Will.i.am On The Role Of The Black Community To Problem-solve And Shape Its Future Using Technology

Key Insights: 

  • Black Eyed Peas frontman will.i.am spoke on the role of the Black community in tech, business and shaping the future at a BYP Network conference. 
  • The entertainer has had a collaborative career in tech for over a decade and spoke to how he went about new partnerships. 

The Black Young Professionals (BYP) Network, a platform that connects Black professionals to opportunities, hosted an event last week that drew from the insights of entertainer and Black Eyed Peas frontman will.i.am. In an interview with Kike Oniwinde, cofounder of the BYP Network, will.i.am mapped out his career and collaboration with tech, which started more than a decade ago. 

“In 2007 I gave Jimmy Lovine a crazy concept, and that was to make our own hardware and sell our own products, and that turned into Beats. I was the third silent partner and equity shareholder of Beats, from there I realized what intercity folks can do and how big we can grow stuff. Beats was the validation that we can create products,” will.i.am said during the conference. 

His fascination with technology and having Black folks at the center of creating technological solutions brought about other collaborations with brands like Apple, Blackberry and Intel.

Will.i.am’s  His philanthropic work centers on educating youth from his hometown of East L.A. in STEM disciplines like robotics. The organization he founded to facilitate this work, i.am Angel Foundation, recently partnered with Honeywell to expand the reach of the program, which already works with schools throughout the Los Angeles Unified School District. 

“When [the Black community] applies our creativity to solve problems and the pathway is through software or hardware, the sky is not the limit, the universe, which is always expanding, is the limit,” he said. 

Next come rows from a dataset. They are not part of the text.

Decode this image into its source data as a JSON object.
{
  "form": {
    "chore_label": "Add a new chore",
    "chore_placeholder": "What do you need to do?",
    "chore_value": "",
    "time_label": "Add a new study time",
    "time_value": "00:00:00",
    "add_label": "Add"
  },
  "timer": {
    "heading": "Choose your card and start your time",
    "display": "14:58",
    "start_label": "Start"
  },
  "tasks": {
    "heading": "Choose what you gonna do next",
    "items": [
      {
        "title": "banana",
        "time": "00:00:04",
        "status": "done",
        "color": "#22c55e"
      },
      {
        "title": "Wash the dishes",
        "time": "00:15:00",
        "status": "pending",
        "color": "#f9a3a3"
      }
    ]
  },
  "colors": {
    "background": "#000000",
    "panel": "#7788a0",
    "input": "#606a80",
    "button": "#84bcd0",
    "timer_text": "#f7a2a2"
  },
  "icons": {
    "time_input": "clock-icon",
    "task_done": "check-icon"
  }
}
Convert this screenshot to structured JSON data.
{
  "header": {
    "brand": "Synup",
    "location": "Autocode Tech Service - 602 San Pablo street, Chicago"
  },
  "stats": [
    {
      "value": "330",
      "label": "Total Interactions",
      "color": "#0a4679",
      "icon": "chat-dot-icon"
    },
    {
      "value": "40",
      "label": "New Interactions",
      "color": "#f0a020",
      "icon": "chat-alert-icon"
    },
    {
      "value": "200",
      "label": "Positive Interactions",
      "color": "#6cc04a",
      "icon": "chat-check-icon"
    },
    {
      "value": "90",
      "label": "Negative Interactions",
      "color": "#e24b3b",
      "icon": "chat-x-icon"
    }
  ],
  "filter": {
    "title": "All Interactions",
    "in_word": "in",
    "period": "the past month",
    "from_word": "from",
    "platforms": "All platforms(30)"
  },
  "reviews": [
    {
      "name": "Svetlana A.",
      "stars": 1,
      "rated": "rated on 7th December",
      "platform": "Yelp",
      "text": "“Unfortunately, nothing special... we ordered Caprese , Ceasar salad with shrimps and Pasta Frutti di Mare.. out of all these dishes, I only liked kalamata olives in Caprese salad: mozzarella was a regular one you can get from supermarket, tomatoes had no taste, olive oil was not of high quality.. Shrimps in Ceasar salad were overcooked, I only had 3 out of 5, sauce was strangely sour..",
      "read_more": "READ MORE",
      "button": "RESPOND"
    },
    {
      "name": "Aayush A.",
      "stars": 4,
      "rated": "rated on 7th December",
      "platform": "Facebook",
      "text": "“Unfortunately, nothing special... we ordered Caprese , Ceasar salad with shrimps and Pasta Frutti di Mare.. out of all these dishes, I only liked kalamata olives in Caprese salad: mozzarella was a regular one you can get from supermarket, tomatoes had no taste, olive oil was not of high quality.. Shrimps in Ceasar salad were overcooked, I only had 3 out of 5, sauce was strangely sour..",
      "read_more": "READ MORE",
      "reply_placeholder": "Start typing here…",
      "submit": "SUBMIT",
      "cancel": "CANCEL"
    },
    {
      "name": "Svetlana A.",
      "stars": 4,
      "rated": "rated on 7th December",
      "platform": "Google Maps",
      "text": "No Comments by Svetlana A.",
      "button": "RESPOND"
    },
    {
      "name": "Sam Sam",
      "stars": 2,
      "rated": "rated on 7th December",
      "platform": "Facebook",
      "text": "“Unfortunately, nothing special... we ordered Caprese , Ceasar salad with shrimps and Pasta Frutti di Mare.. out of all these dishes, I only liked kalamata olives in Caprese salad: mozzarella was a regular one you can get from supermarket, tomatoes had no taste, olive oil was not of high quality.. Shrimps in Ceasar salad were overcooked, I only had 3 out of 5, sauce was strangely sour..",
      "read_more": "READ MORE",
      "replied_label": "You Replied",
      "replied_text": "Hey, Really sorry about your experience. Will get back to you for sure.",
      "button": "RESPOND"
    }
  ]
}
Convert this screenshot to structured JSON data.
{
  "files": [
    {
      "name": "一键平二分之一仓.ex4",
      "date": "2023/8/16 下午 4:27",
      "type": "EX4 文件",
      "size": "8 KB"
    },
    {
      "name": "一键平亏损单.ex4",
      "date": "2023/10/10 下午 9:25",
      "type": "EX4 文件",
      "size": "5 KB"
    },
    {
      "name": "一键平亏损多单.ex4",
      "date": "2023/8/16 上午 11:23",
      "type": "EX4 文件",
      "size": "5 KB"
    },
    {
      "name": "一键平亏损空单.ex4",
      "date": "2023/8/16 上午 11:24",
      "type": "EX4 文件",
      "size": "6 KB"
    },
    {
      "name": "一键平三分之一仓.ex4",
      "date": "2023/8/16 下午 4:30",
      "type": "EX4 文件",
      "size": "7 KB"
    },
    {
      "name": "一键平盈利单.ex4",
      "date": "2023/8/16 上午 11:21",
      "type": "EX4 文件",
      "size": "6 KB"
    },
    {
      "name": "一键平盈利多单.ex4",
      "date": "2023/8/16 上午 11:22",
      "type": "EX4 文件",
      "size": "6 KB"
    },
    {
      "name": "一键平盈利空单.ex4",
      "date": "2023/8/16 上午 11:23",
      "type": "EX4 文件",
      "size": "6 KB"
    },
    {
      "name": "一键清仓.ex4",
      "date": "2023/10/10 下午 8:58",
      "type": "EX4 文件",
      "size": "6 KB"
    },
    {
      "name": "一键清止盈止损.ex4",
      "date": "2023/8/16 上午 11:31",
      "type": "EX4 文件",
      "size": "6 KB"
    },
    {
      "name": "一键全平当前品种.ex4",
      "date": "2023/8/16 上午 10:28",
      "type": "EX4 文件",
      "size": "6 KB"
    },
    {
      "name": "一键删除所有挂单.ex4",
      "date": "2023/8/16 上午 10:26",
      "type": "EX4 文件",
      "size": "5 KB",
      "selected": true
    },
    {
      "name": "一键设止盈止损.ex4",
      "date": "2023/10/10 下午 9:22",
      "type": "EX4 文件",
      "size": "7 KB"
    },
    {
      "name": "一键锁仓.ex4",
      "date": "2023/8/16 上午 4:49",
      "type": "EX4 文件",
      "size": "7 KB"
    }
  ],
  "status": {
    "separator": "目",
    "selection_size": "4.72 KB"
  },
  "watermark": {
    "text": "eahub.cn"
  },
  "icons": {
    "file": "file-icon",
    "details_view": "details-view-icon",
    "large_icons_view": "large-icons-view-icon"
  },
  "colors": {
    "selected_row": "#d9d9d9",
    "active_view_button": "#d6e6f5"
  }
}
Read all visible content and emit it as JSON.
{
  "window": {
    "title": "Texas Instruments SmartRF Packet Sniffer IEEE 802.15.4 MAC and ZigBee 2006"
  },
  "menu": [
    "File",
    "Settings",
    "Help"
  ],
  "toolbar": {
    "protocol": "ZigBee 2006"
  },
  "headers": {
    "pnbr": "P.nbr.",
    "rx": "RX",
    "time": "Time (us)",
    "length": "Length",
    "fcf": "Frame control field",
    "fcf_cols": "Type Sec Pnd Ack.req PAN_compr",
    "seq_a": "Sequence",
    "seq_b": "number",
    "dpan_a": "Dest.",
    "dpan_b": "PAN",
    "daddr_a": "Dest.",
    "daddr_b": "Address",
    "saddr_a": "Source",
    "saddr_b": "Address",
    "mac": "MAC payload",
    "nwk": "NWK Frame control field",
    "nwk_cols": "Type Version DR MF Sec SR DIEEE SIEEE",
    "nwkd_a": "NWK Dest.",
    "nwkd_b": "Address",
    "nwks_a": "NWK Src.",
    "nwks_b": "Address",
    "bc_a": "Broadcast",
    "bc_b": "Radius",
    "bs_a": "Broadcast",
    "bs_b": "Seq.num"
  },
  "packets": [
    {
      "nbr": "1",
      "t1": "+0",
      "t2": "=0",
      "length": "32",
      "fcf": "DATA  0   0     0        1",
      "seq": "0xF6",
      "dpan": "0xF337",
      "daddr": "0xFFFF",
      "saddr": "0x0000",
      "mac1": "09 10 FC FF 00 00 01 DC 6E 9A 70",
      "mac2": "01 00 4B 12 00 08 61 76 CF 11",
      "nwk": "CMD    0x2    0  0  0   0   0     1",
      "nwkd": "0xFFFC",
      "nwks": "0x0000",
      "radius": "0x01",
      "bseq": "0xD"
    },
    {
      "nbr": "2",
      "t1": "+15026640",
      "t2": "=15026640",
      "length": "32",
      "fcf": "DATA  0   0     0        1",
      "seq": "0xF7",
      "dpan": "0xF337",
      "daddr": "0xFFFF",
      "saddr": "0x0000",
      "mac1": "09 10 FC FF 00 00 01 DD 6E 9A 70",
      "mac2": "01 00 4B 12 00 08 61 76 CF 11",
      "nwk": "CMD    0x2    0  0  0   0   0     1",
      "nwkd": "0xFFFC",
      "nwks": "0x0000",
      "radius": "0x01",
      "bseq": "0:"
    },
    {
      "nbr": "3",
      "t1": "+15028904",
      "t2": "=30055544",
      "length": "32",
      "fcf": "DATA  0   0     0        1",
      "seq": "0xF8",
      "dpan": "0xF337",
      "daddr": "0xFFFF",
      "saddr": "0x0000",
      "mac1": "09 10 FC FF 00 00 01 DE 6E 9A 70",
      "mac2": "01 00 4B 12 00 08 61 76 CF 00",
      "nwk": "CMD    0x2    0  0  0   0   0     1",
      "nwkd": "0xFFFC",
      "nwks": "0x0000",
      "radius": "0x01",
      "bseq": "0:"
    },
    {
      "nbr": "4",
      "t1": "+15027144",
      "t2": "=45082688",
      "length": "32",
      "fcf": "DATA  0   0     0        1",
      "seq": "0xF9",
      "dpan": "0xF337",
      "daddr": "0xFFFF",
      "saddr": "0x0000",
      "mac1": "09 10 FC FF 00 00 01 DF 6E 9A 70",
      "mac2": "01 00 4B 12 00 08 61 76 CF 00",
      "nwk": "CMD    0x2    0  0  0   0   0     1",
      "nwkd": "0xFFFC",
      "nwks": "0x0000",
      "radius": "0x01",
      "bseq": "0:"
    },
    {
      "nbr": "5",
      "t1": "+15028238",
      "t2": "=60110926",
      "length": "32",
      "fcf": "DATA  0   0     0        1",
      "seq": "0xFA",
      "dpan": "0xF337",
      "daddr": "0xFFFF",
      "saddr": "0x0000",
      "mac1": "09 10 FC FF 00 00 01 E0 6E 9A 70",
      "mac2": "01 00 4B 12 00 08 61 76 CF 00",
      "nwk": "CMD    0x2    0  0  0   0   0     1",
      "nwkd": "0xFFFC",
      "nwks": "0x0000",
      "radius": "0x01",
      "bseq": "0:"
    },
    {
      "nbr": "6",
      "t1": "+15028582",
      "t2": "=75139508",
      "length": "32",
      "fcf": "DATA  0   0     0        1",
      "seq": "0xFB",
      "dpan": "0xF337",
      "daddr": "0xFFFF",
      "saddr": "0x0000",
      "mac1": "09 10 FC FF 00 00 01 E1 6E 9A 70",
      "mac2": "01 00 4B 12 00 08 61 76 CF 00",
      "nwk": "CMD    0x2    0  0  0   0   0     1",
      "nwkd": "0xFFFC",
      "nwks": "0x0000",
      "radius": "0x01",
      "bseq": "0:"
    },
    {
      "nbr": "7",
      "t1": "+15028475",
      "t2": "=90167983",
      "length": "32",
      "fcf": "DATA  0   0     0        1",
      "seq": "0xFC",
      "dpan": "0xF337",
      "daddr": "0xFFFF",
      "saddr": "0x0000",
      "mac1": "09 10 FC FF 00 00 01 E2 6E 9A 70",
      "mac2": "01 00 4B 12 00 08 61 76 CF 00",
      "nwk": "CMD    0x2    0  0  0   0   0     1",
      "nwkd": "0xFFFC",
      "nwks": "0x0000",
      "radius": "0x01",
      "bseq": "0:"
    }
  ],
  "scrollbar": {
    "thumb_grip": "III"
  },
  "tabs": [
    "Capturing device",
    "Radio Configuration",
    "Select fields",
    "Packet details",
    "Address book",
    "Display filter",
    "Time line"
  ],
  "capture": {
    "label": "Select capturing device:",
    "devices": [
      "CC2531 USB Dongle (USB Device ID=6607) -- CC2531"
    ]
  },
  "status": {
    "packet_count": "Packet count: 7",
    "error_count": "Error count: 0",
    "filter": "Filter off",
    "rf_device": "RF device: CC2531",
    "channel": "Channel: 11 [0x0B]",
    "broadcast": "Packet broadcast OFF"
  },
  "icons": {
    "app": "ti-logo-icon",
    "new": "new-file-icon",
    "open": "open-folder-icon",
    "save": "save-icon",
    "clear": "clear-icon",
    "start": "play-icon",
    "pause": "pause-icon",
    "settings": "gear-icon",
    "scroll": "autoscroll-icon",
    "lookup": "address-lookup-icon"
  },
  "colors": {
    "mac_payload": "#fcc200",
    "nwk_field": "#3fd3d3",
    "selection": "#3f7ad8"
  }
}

He challenged Black entrepreneurs to be audacious in how they conceive ideas and go about running companies. “In general we’re afraid to fail and take an ‘L’, but that “L” is not ‘Loss’, it’s Learn,” will.i.am said.

Will.i.am reflected on the role of Black people as consumers rather than creators and how to keep from being left behind as technology advances, citing platforms like Clubhouse becoming popular with Black users. 

“For some reason, [the Black community] is the testing ground for things that have become gigantic companies. Beats is an example of what Black culture can do in a field that no one thought it was possible to compete with companies that have been around for what seems like 100 years,’ he said. 

“Our community’s adoption of stuff blows up because [sic] why can’t we adopt and support our own? We have the ability to see the problem and solve it in the form of a product and company. We have everything it takes,” he continued. 

Will.i.am also talked about the role of technology in shaping the future and accomplishing what governments and cities had not been able to solve and using technology as a means for the Black community to be arbiters of problem-solving.

“My mom is 67 years old, there are countries that are not that old that are booming with a surplus every single year. Keep that in mind when you think of the Black community as a whole,” he said. “If we were to start today, what does 67 years from now look like for us? As a collective, what are we trying to build, what problems are we trying to solve, starting with the youth and encouraging them?”

Monica Melton

Monica Melton is the managing editor of The Plug Insights. She previously covered innovation, technology, and venture capital at Forbes. She has also covered politics at POLITICO, entertainment for Time Out New York, but her most fascinating beat has been covering the intersection of technology, finance, and entrepreneurship. She is an alumna of CUNY Graduate School of Journalism and the University of Washington.